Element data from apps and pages
╭──
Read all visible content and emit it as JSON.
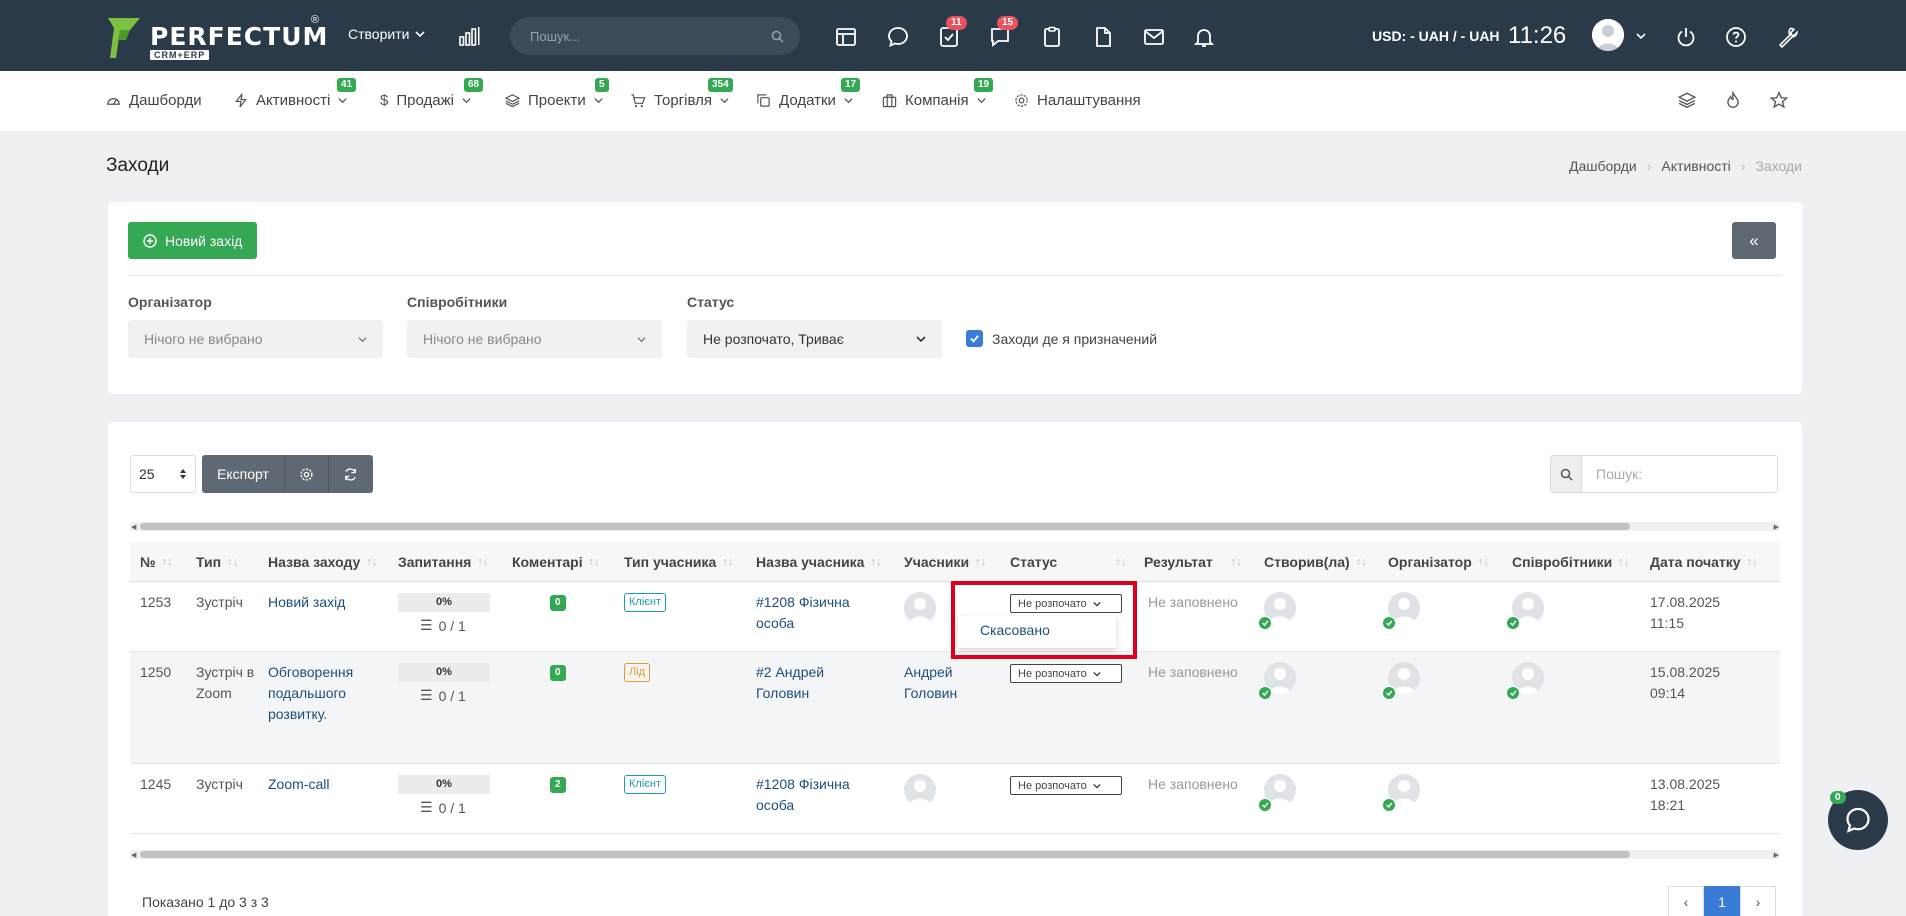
{
  "topbar": {
    "logo_text": "PERFECTUM",
    "logo_reg": "®",
    "logo_sub": "CRM+ERP",
    "create_label": "Створити",
    "search_placeholder": "Пошук...",
    "badge_tasks": "11",
    "badge_chat": "15",
    "currency": "USD: - UAH / - UAH",
    "time": "11:26"
  },
  "nav": [
    {
      "label": "Дашборди",
      "badge": ""
    },
    {
      "label": "Активності",
      "badge": "41"
    },
    {
      "label": "Продажі",
      "badge": "68"
    },
    {
      "label": "Проекти",
      "badge": "5"
    },
    {
      "label": "Торгівля",
      "badge": "354"
    },
    {
      "label": "Додатки",
      "badge": "17"
    },
    {
      "label": "Компанія",
      "badge": "19"
    },
    {
      "label": "Налаштування",
      "badge": ""
    }
  ],
  "page": {
    "title": "Заходи",
    "breadcrumb": [
      "Дашборди",
      "Активності",
      "Заходи"
    ]
  },
  "filters": {
    "new_button": "Новий захід",
    "collapse": "«",
    "organizer_label": "Організатор",
    "organizer_value": "Нічого не вибрано",
    "employees_label": "Співробітники",
    "employees_value": "Нічого не вибрано",
    "status_label": "Статус",
    "status_value": "Не розпочато, Триває",
    "assigned_label": "Заходи де я призначений"
  },
  "table": {
    "page_size": "25",
    "export_label": "Експорт",
    "search_placeholder": "Пошук:",
    "columns": [
      "№",
      "Тип",
      "Назва заходу",
      "Запитання",
      "Коментарі",
      "Тип учасника",
      "Назва учасника",
      "Учасники",
      "Статус",
      "Результат",
      "Створив(ла)",
      "Організатор",
      "Співробітники",
      "Дата початку"
    ],
    "rows": [
      {
        "id": "1253",
        "type": "Зустріч",
        "name": "Новий захід",
        "progress": "0%",
        "subtasks": "0 / 1",
        "comments": "0",
        "ptype": "Клієнт",
        "pname": "#1208 Фізична особа",
        "participants": "",
        "status": "Не розпочато",
        "result": "Не заповнено",
        "date": "17.08.2025 11:15"
      },
      {
        "id": "1250",
        "type": "Зустріч в Zoom",
        "name": "Обговорення подальшого розвитку.",
        "progress": "0%",
        "subtasks": "0 / 1",
        "comments": "0",
        "ptype": "Лід",
        "pname": "#2 Андрей Головин",
        "participants": "Андрей Головин",
        "status": "Не розпочато",
        "result": "Не заповнено",
        "date": "15.08.2025 09:14"
      },
      {
        "id": "1245",
        "type": "Зустріч",
        "name": "Zoom-call",
        "progress": "0%",
        "subtasks": "0 / 1",
        "comments": "2",
        "ptype": "Клієнт",
        "pname": "#1208 Фізична особа",
        "participants": "",
        "status": "Не розпочато",
        "result": "Не заповнено",
        "date": "13.08.2025 18:21"
      }
    ],
    "dropdown_option": "Скасовано",
    "showing": "Показано 1 до 3 з 3",
    "current_page": "1",
    "prev": "‹",
    "next": "›"
  },
  "chat": {
    "badge": "0"
  },
  "colors": {
    "topbar": "#2b3a48",
    "accent_green": "#34a853",
    "badge_red": "#e8535f",
    "link": "#1f4e79",
    "highlight": "#e0001b"
  }
}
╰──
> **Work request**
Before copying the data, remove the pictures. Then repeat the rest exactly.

> **Task output**
Read all visible content and emit it as JSON.
{
  "topbar": {
    "logo_text": "PERFECTUM",
    "logo_reg": "®",
    "logo_sub": "CRM+ERP",
    "create_label": "Створити",
    "search_placeholder": "Пошук...",
    "badge_tasks": "11",
    "badge_chat": "15",
    "currency": "USD: - UAH / - UAH",
    "time": "11:26"
  },
  "nav": [
    {
      "label": "Дашборди",
      "badge": ""
    },
    {
      "label": "Активності",
      "badge": "41"
    },
    {
      "label": "Продажі",
      "badge": "68"
    },
    {
      "label": "Проекти",
      "badge": "5"
    },
    {
      "label": "Торгівля",
      "badge": "354"
    },
    {
      "label": "Додатки",
      "badge": "17"
    },
    {
      "label": "Компанія",
      "badge": "19"
    },
    {
      "label": "Налаштування",
      "badge": ""
    }
  ],
  "page": {
    "title": "Заходи",
    "breadcrumb": [
      "Дашборди",
      "Активності",
      "Заходи"
    ]
  },
  "filters": {
    "new_button": "Новий захід",
    "collapse": "«",
    "organizer_label": "Організатор",
    "organizer_value": "Нічого не вибрано",
    "employees_label": "Співробітники",
    "employees_value": "Нічого не вибрано",
    "status_label": "Статус",
    "status_value": "Не розпочато, Триває",
    "assigned_label": "Заходи де я призначений"
  },
  "table": {
    "page_size": "25",
    "export_label": "Експорт",
    "search_placeholder": "Пошук:",
    "columns": [
      "№",
      "Тип",
      "Назва заходу",
      "Запитання",
      "Коментарі",
      "Тип учасника",
      "Назва учасника",
      "Учасники",
      "Статус",
      "Результат",
      "Створив(ла)",
      "Організатор",
      "Співробітники",
      "Дата початку"
    ],
    "rows": [
      {
        "id": "1253",
        "type": "Зустріч",
        "name": "Новий захід",
        "progress": "0%",
        "subtasks": "0 / 1",
        "comments": "0",
        "ptype": "Клієнт",
        "pname": "#1208 Фізична особа",
        "participants": "",
        "status": "Не розпочато",
        "result": "Не заповнено",
        "date": "17.08.2025 11:15"
      },
      {
        "id": "1250",
        "type": "Зустріч в Zoom",
        "name": "Обговорення подальшого розвитку.",
        "progress": "0%",
        "subtasks": "0 / 1",
        "comments": "0",
        "ptype": "Лід",
        "pname": "#2 Андрей Головин",
        "participants": "Андрей Головин",
        "status": "Не розпочато",
        "result": "Не заповнено",
        "date": "15.08.2025 09:14"
      },
      {
        "id": "1245",
        "type": "Зустріч",
        "name": "Zoom-call",
        "progress": "0%",
        "subtasks": "0 / 1",
        "comments": "2",
        "ptype": "Клієнт",
        "pname": "#1208 Фізична особа",
        "participants": "",
        "status": "Не розпочато",
        "result": "Не заповнено",
        "date": "13.08.2025 18:21"
      }
    ],
    "dropdown_option": "Скасовано",
    "showing": "Показано 1 до 3 з 3",
    "current_page": "1",
    "prev": "‹",
    "next": "›"
  },
  "chat": {
    "badge": "0"
  },
  "colors": {
    "topbar": "#2b3a48",
    "accent_green": "#34a853",
    "badge_red": "#e8535f",
    "link": "#1f4e79",
    "highlight": "#e0001b"
  }
}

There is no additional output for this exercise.